*TASK BRIEF*. The records below are to be written out again, exactly as they appear.

*PROVIDED INFORMATION*.
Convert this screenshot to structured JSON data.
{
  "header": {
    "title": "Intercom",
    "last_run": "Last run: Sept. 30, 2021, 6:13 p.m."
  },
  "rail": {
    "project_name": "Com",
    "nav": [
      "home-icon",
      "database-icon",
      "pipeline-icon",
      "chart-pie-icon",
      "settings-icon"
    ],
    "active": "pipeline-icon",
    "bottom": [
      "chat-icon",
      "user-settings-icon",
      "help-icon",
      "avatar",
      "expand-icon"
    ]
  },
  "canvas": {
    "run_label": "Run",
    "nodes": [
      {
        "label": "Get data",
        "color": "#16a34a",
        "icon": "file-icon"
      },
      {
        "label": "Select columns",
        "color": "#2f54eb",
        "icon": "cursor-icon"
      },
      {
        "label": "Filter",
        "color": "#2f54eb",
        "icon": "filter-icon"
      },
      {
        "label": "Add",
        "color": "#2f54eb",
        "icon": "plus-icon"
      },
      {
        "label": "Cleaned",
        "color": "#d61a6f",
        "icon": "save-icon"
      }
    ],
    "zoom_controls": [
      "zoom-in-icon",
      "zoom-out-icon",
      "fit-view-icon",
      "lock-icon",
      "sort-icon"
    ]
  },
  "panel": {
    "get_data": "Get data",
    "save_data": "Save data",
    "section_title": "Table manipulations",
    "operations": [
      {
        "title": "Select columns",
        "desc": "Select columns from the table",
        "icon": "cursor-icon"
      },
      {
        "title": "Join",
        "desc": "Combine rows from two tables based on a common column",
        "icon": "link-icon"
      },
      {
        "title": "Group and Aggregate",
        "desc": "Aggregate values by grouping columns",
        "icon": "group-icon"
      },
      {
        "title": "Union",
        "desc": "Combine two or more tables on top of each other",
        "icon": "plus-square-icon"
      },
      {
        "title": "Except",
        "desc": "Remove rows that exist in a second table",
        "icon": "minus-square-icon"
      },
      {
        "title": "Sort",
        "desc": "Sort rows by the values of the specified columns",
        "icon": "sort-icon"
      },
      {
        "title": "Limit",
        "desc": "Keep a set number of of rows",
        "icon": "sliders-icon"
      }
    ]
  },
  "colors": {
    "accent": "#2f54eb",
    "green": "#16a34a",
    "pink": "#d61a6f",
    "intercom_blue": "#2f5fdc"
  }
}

*ANSWER TO THE EXERCISE*.
Convert this screenshot to structured JSON data.
{
  "header": {
    "title": "Intercom",
    "last_run": "Last run: Sept. 30, 2021, 6:13 p.m."
  },
  "rail": {
    "project_name": "Com",
    "nav": [
      "home-icon",
      "database-icon",
      "pipeline-icon",
      "chart-pie-icon",
      "settings-icon"
    ],
    "active": "pipeline-icon",
    "bottom": [
      "chat-icon",
      "user-settings-icon",
      "help-icon",
      "avatar",
      "expand-icon"
    ]
  },
  "canvas": {
    "run_label": "Run",
    "nodes": [
      {
        "label": "Get data",
        "color": "#16a34a",
        "icon": "file-icon"
      },
      {
        "label": "Select columns",
        "color": "#2f54eb",
        "icon": "cursor-icon"
      },
      {
        "label": "Filter",
        "color": "#2f54eb",
        "icon": "filter-icon"
      },
      {
        "label": "Add",
        "color": "#2f54eb",
        "icon": "plus-icon"
      },
      {
        "label": "Cleaned",
        "color": "#d61a6f",
        "icon": "save-icon"
      }
    ],
    "zoom_controls": [
      "zoom-in-icon",
      "zoom-out-icon",
      "fit-view-icon",
      "lock-icon",
      "sort-icon"
    ]
  },
  "panel": {
    "get_data": "Get data",
    "save_data": "Save data",
    "section_title": "Table manipulations",
    "operations": [
      {
        "title": "Select columns",
        "desc": "Select columns from the table",
        "icon": "cursor-icon"
      },
      {
        "title": "Join",
        "desc": "Combine rows from two tables based on a common column",
        "icon": "link-icon"
      },
      {
        "title": "Group and Aggregate",
        "desc": "Aggregate values by grouping columns",
        "icon": "group-icon"
      },
      {
        "title": "Union",
        "desc": "Combine two or more tables on top of each other",
        "icon": "plus-square-icon"
      },
      {
        "title": "Except",
        "desc": "Remove rows that exist in a second table",
        "icon": "minus-square-icon"
      },
      {
        "title": "Sort",
        "desc": "Sort rows by the values of the specified columns",
        "icon": "sort-icon"
      },
      {
        "title": "Limit",
        "desc": "Keep a set number of of rows",
        "icon": "sliders-icon"
      }
    ]
  },
  "colors": {
    "accent": "#2f54eb",
    "green": "#16a34a",
    "pink": "#d61a6f",
    "intercom_blue": "#2f5fdc"
  }
}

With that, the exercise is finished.